Problem statement
Find each line of the entries with the string "arrested", please, and copy it.

[Data records — start]

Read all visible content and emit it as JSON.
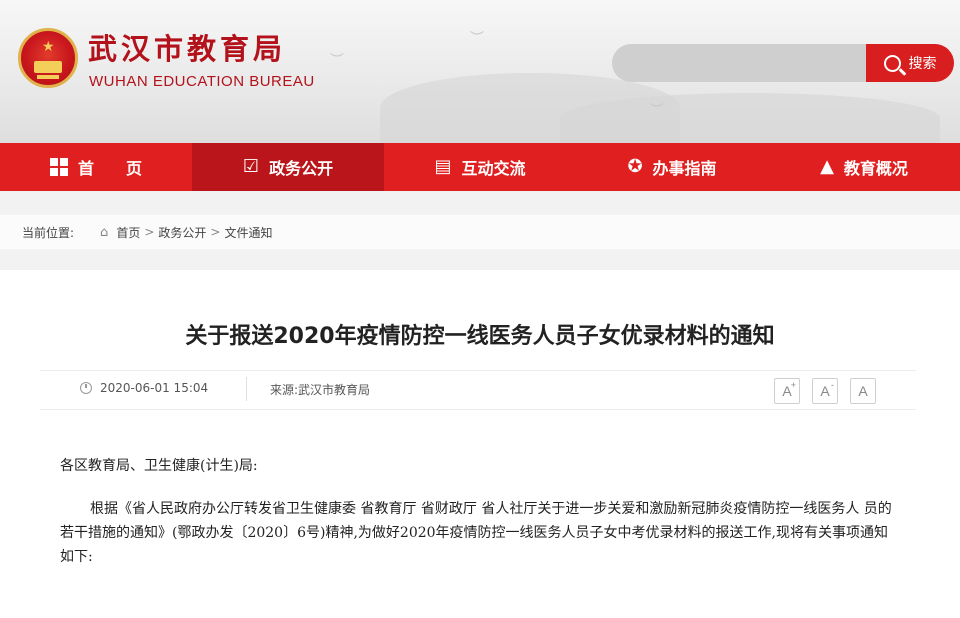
{
  "header": {
    "title": "武汉市教育局",
    "subtitle": "WUHAN EDUCATION BUREAU",
    "search": {
      "placeholder": "",
      "button_label": "搜索"
    }
  },
  "nav": {
    "items": [
      {
        "label": "首　　页",
        "icon": "home-grid-icon"
      },
      {
        "label": "政务公开",
        "icon": "calendar-check-icon"
      },
      {
        "label": "互动交流",
        "icon": "document-icon"
      },
      {
        "label": "办事指南",
        "icon": "star-badge-icon"
      },
      {
        "label": "教育概况",
        "icon": "graduation-cap-icon"
      }
    ],
    "active_index": 1
  },
  "breadcrumb": {
    "label": "当前位置:",
    "items": [
      "首页",
      "政务公开",
      "文件通知"
    ],
    "separator": ">"
  },
  "article": {
    "title": "关于报送2020年疫情防控一线医务人员子女优录材料的通知",
    "datetime": "2020-06-01 15:04",
    "source": "来源:武汉市教育局",
    "font_buttons": [
      "A+",
      "A-",
      "A"
    ],
    "salutation": "各区教育局、卫生健康(计生)局:",
    "paragraph": "根据《省人民政府办公厅转发省卫生健康委 省教育厅 省财政厅 省人社厅关于进一步关爱和激励新冠肺炎疫情防控一线医务人 员的若干措施的通知》(鄂政办发〔2020〕6号)精神,为做好2020年疫情防控一线医务人员子女中考优录材料的报送工作,现将有关事项通知如下:"
  },
  "colors": {
    "brand_red": "#e02020",
    "active_red": "#b9151a",
    "title_red": "#b3121b"
  }
}
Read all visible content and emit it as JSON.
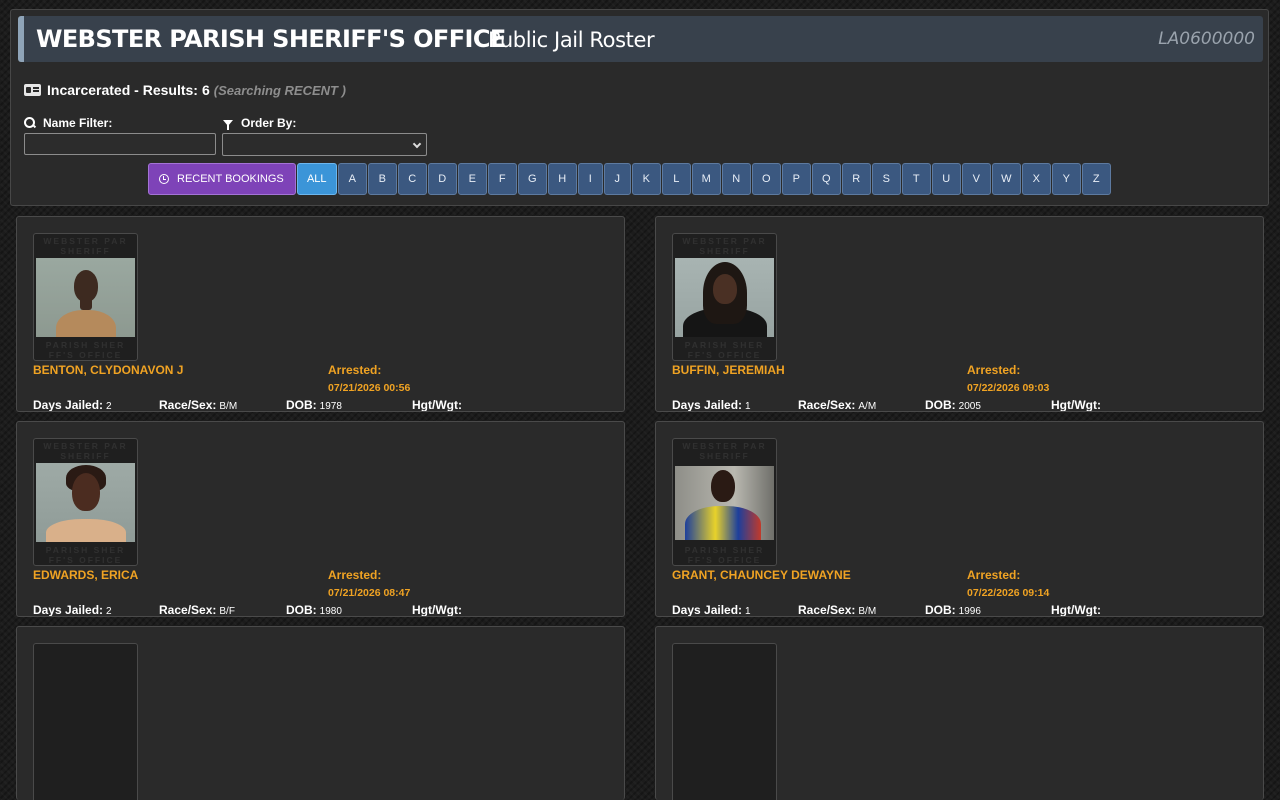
{
  "header": {
    "agency": "WEBSTER PARISH SHERIFF'S OFFICE",
    "subtitle": "Public Jail Roster",
    "code": "LA0600000"
  },
  "results": {
    "status": "Incarcerated - Results:",
    "count": "6",
    "scope": "(Searching RECENT )"
  },
  "filters": {
    "name_label": "Name Filter:",
    "name_value": "",
    "order_label": "Order By:",
    "order_value": ""
  },
  "nav": {
    "recent_label": "RECENT BOOKINGS",
    "all_label": "ALL",
    "letters": [
      "A",
      "B",
      "C",
      "D",
      "E",
      "F",
      "G",
      "H",
      "I",
      "J",
      "K",
      "L",
      "M",
      "N",
      "O",
      "P",
      "Q",
      "R",
      "S",
      "T",
      "U",
      "V",
      "W",
      "X",
      "Y",
      "Z"
    ]
  },
  "labels": {
    "arrested": "Arrested:",
    "days_jailed": "Days Jailed:",
    "race_sex": "Race/Sex:",
    "dob": "DOB:",
    "hgt_wgt": "Hgt/Wgt:",
    "watermark_lines": [
      "WEBSTER PAR",
      "SHERIFF",
      "PARISH SHER",
      "FF'S OFFICE"
    ]
  },
  "inmates": [
    {
      "name": "BENTON, CLYDONAVON J",
      "arrested": "07/21/2026 00:56",
      "days_jailed": "2",
      "race_sex": "B/M",
      "dob": "1978",
      "hgt_wgt": ""
    },
    {
      "name": "BUFFIN, JEREMIAH",
      "arrested": "07/22/2026 09:03",
      "days_jailed": "1",
      "race_sex": "A/M",
      "dob": "2005",
      "hgt_wgt": ""
    },
    {
      "name": "EDWARDS, ERICA",
      "arrested": "07/21/2026 08:47",
      "days_jailed": "2",
      "race_sex": "B/F",
      "dob": "1980",
      "hgt_wgt": ""
    },
    {
      "name": "GRANT, CHAUNCEY DEWAYNE",
      "arrested": "07/22/2026 09:14",
      "days_jailed": "1",
      "race_sex": "B/M",
      "dob": "1996",
      "hgt_wgt": ""
    }
  ]
}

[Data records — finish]

Exercise response
    "arrested": "Arrested:",
      "arrested": "07/21/2026 00:56",
      "arrested": "07/22/2026 09:03",
      "arrested": "07/21/2026 08:47",
      "arrested": "07/22/2026 09:14",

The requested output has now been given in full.